_Requirement_
Beginning at the line containing "What data populates", output every line to the end of the data below exactly as it appears.

*** Opening of Data shown ***

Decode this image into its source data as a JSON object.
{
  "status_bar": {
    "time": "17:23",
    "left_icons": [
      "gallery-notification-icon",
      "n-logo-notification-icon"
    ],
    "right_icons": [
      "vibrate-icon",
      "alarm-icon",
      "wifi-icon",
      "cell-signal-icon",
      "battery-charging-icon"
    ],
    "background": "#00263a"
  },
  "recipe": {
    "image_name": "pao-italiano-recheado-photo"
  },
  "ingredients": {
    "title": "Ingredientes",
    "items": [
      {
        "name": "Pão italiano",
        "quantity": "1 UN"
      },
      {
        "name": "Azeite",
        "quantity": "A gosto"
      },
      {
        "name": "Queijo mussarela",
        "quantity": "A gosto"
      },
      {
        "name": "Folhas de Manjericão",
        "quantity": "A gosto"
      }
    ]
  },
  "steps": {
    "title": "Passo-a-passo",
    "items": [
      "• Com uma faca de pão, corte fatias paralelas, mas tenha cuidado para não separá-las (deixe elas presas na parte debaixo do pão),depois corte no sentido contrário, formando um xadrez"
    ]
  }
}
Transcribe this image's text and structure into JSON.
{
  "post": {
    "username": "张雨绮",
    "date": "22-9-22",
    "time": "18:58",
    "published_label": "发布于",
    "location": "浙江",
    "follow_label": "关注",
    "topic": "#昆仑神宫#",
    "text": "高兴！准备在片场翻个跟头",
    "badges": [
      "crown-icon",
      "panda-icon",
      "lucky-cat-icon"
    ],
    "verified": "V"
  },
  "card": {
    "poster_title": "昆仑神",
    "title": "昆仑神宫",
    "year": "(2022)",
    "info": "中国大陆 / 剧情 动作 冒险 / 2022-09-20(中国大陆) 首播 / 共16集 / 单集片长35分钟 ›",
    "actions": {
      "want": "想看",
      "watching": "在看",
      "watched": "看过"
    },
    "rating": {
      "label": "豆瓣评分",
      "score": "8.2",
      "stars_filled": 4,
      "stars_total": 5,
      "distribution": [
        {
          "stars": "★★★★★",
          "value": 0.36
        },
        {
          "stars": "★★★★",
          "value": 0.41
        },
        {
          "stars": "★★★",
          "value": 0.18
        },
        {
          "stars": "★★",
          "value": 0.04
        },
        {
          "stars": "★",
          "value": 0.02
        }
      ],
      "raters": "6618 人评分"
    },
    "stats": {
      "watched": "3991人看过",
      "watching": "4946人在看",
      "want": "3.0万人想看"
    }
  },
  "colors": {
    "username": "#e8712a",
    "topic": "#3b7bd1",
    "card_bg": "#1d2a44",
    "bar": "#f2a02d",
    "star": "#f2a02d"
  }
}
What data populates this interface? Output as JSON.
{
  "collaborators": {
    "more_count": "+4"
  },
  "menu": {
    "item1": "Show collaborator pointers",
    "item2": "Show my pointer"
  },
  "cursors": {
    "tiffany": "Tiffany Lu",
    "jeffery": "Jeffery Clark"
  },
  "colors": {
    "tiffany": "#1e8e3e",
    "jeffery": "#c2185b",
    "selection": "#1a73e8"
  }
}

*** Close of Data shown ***

_Answer section_
What data populates this interface? Output as JSON.
{
  "collaborators": {
    "more_count": "+4"
  },
  "menu": {
    "item1": "Show collaborator pointers",
    "item2": "Show my pointer"
  },
  "cursors": {
    "tiffany": "Tiffany Lu",
    "jeffery": "Jeffery Clark"
  },
  "colors": {
    "tiffany": "#1e8e3e",
    "jeffery": "#c2185b",
    "selection": "#1a73e8"
  }
}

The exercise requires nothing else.